Perhaps the single biggest reason Barcelona has become synonymous with mosaic is the work of architect Antoni Gaudí. Nowhere is this more visible than in the Park Güell, home to the world-famous mosaic salamander known an ‘el drac‘. He practiced a form of mosaic called ‘trencadis‘, using pieces of ceramic such as dinnerware or tile, which was made particularly fashionable during the Modernist era. Rumour has it he first used the technique when, given the irregular shape of the surface he was trying to cover, he was forced to break a tile to make it fit.
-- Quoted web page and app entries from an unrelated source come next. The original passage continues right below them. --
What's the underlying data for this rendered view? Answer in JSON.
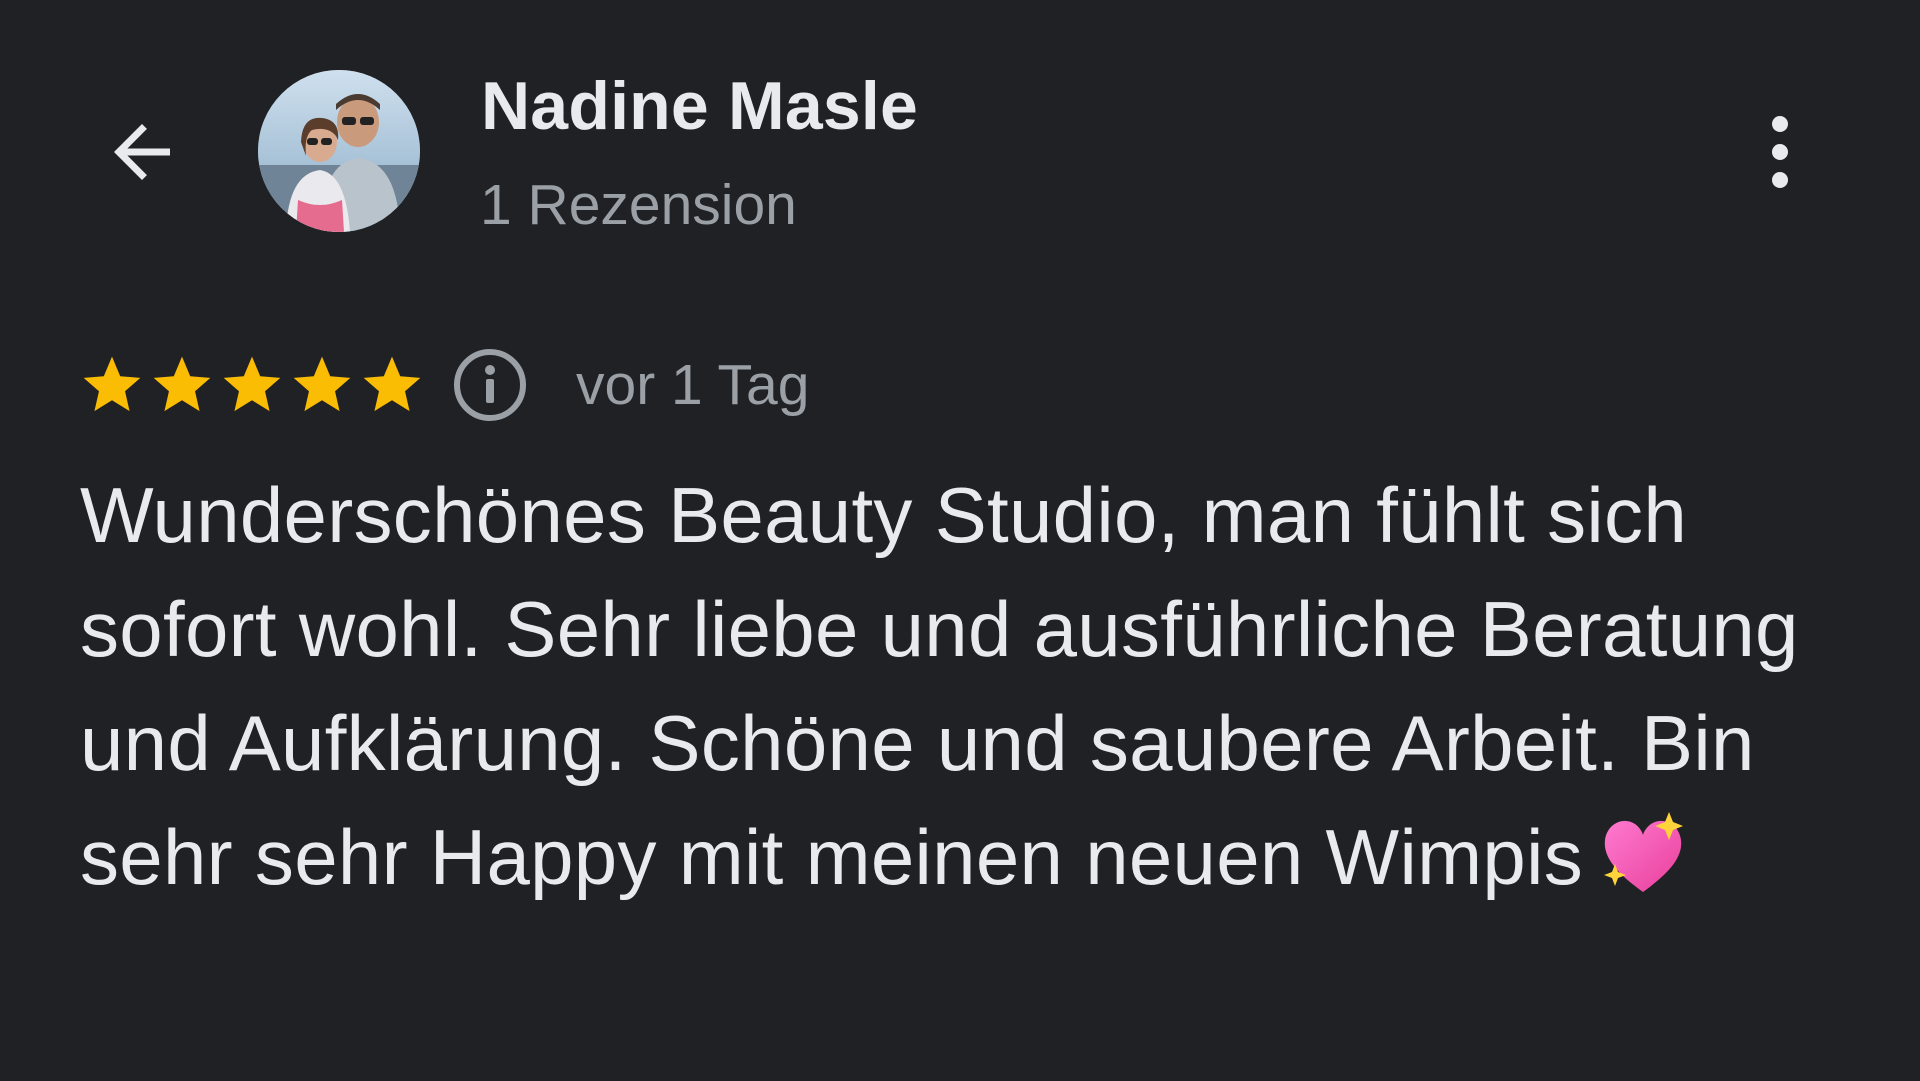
{
  "header": {
    "back_icon": "arrow-left-icon",
    "author_name": "Nadine Masle",
    "review_count": "1 Rezension",
    "more_icon": "more-vert-icon"
  },
  "review": {
    "rating": 5,
    "rating_max": 5,
    "info_icon": "info-icon",
    "date": "vor 1 Tag",
    "text": "Wunderschönes Beauty Studio, man fühlt sich sofort wohl. Sehr liebe und ausführliche Beratung und Aufklärung. Schöne und saubere Arbeit. Bin sehr sehr Happy mit meinen neuen Wimpis",
    "emoji": "sparkling-heart-emoji"
  },
  "colors": {
    "background": "#202124",
    "text_primary": "#e8eaed",
    "text_secondary": "#9aa0a6",
    "star": "#fbbc04"
  }
}
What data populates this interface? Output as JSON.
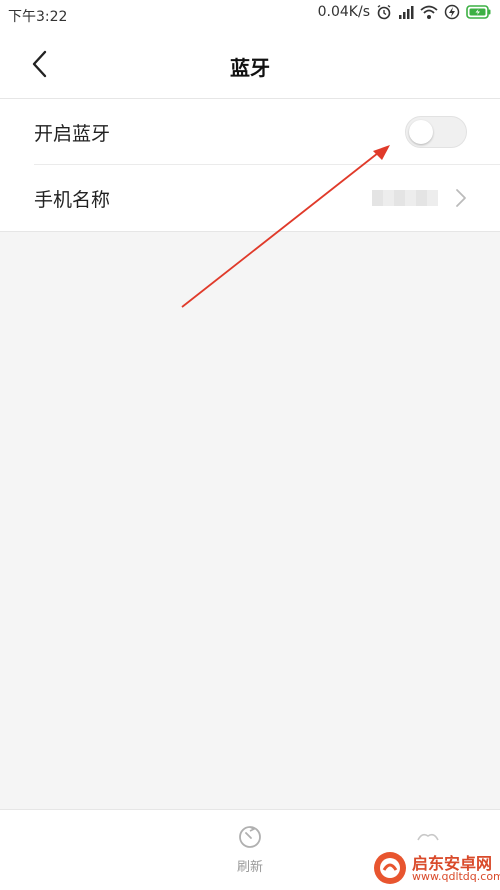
{
  "status_bar": {
    "time": "下午3:22",
    "network_speed": "0.04K/s",
    "icons": [
      "alarm-icon",
      "signal-icon",
      "wifi-icon",
      "charging-icon",
      "battery-icon"
    ]
  },
  "header": {
    "title": "蓝牙",
    "back_icon": "chevron-left-icon"
  },
  "settings": {
    "bluetooth_label": "开启蓝牙",
    "bluetooth_enabled": false,
    "device_name_label": "手机名称",
    "device_name_value": "██████"
  },
  "bottom_bar": {
    "refresh_label": "刷新",
    "refresh_icon": "refresh-icon",
    "more_icon": "more-icon"
  },
  "watermark": {
    "name": "启东安卓网",
    "url": "www.qdltdq.com"
  },
  "colors": {
    "background": "#f5f5f5",
    "surface": "#ffffff",
    "annotation_arrow": "#e03a2a",
    "watermark": "#d94a2a"
  }
}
Despite not enjoying the same recognition these days, back in the day Josep Maria Jujol was a highly regarded architect and contemporary of Gaudí. In fact, they worked together on a number of Gaudí’s most famous designs, including Casa Batlló, Casa Milà and the Park Güell. One of his most famous – and rarely appreciated – contributions to the world of mosaic are the curved benches which frame the main terrace of the Park Güell.
One of the most famous artists to be born in Barcelona, Joan Miró is most well known for his colourful, somewhat surrealist paintings and sculptures but he was also a skilled ceramicist too. His most well-known work being the large Pla de l’Os mosaic which adorns the pavement opposite the Boqueria Market on Las Ramblas. It was created in 1976 and after considerable deterioration was restored by the local council in 2006, to mark it’s 30th anniversary. Today it continues to brighten up Barcelona’s most famous walkway, with hundreds of passers-by each day.
After beginning his career as an artist in the field of painting and drawing, Antoni Serra i Fiter later moved on to ceramics and became a highly-regarded Modernist mosaic artist. He opened a workshop in the neighbourhood of Poblenou, back when it was still the industrial heart of Barcelona, and specialised in porcelain and stoneware. One of his most famous contributions to the field of mosaic is to be found in the Casa Lleó Morera, where he collaborated with fellow ceramicists Gaspar Homar and Mario Maragliano.
Another prominent ceramicist and mosaic artist from the Moderist era, Lluís Brú i Salelles was commissioned to work on a number of projects by famous Catalan architect Lluís Domènech i Montaner from a young age. He later travelled to Venice to perfect his mosaic technique before returning to Barcelona and working on a number of noteworthy projects, including the Palau de la Música Catalana as well as the Pujol i Bausis factory in Esplugues de Llobregat.